Crisis of confidence

The old-fashioned financial system was like Old Maid, a parlour game once beloved of small children. The banks were like players, dealt hands from a pack of cards, which they swapped among each other. At the end, one player was left holding a lonely queen—a bad debt, if you will—and lost. Over the past few decades the game has changed. Securitisation has snipped the old maid into pieces; new faces, such as hedge funds, have joined the party, enabling the banks to distribute those pieces among a larger number of players. When the game is over, lots of players are left holding small losses instead of one player holding a big one.

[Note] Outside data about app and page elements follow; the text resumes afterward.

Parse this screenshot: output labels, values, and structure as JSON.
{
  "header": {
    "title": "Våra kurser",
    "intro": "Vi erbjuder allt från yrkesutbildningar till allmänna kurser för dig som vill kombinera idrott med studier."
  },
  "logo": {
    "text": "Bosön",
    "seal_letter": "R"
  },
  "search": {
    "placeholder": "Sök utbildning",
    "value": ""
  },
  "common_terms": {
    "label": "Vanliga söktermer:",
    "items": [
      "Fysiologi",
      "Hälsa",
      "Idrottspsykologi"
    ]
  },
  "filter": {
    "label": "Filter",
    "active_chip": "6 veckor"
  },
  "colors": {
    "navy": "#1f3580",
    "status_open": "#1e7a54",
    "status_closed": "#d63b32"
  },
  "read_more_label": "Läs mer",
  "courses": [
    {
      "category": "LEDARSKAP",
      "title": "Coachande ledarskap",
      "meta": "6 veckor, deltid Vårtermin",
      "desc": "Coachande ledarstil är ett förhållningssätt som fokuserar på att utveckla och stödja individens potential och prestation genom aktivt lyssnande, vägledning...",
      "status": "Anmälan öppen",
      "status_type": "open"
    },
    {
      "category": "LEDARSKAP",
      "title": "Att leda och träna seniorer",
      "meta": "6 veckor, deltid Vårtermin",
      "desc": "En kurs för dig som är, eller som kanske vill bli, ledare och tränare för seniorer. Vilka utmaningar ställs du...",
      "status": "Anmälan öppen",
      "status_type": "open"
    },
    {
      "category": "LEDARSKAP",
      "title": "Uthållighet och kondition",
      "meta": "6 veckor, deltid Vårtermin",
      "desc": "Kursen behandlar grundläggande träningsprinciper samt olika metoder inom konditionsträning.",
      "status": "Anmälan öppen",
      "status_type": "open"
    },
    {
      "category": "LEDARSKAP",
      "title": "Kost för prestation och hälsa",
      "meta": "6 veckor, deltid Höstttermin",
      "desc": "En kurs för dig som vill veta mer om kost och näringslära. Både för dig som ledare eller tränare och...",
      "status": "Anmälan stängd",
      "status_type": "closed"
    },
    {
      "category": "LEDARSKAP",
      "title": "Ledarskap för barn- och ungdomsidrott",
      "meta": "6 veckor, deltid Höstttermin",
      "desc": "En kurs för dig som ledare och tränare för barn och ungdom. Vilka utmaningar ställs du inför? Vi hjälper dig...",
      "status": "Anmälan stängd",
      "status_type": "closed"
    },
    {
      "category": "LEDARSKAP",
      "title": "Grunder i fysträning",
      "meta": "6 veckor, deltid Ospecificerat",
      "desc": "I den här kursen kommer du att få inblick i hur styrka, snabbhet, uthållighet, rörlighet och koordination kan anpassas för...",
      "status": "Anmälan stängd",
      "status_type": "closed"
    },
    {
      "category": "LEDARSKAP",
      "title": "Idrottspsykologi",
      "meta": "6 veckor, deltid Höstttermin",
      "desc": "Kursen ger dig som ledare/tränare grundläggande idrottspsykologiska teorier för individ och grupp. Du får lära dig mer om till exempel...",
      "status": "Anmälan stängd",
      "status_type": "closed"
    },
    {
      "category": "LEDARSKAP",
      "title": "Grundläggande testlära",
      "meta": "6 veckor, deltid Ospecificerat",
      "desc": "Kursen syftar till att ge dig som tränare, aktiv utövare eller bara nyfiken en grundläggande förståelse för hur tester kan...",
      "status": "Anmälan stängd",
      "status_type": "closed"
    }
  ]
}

During two exceedingly prosperous decades, that theory seemed to work just fine. But the swings in almost all financial markets this month have made dispersed risk suddenly morph into dispersed mistrust. The uncertainty has been magnified .Meanwhile, collateralised-debt obligations (CDOs), made up of clumps of those securities and laced with leverage, have become almost impossible to trade. So none of the players really knows how much he has lost. While this uncertainty lasts, investors are taking it out on the banks that peddled the securities by dumping their shares; and the banks are taking it out on those they sold them to by demanding more collateral on their loans. The banks have even grown cagey about lending to each other.
The doubts burst into the open on August 9th when central banks were forced to inject liquidity into the overnight money markets because banks were charging punitive rates to lend to each other. At first, the problems appeared more serious among European banks. The pain in America was concentrated in the largest hedge funds, including those run by Wall Street’s biggest name, Goldman Sachs. Increasingly, however, analysts worry about the exposure of American, Canadian and Asian banks.
On Wednesday August 15th shares in Countrywide Financial, a large American mortgage lender, fell 13% after an analyst gave warning of possible funding difficulties. Despite liquidity injections by the Federal Reserve on August 15th, the S&P 500 index fell 1.4%. The heavy selling spread to Asian and European stocks on August 16th.
Every crisis begets finger-pointing, and the blame now is falling on the rating agencies that helped structure these exotic instruments. Currently, they are guided by a voluntary code that aims to tackle potential conflicts of interest. The biggest is that the agencies are paid by the firms they rate. Rating CDOs was a profitable business.
If these securities are now downgraded, banks could be forced to offload lots of illiquid instruments into a falling market—one of the fastest ways to lose money yet devised. But if there are no buyers, banks may have to sell something else to shore up their balance sheets.
Something like this indiscriminate selling has been affecting hedge funds over the past couple of weeks. Faced with more demanding standards from their banks and investors, some have been forced to unwind positions in order to realise cash. That has led to unusual movements in debt and equity markets, which have only got some funds deeper into trouble. Quantitative funds have been hardest hit, as investment models that had made money for ages briefly proved worse than useless.
Since banks lend to hedge funds, any problems there quickly become their concern. On top of this, both Bear Stearns and Goldman Sachs have found that when funds bearing their name get into trouble the desire to preserve their reputations soon leads to a rescue. Sometimes risk is not as far away from the banks as it seems.
At the end of Old Maid as banks used to play it, the loser would take a big write-off and then everyone could start playing again. In the new version, the use of leverage means the game is being played with hundreds of packs of cards and by thousands of different players. Working out who has won and who has lost in this round will take a long time.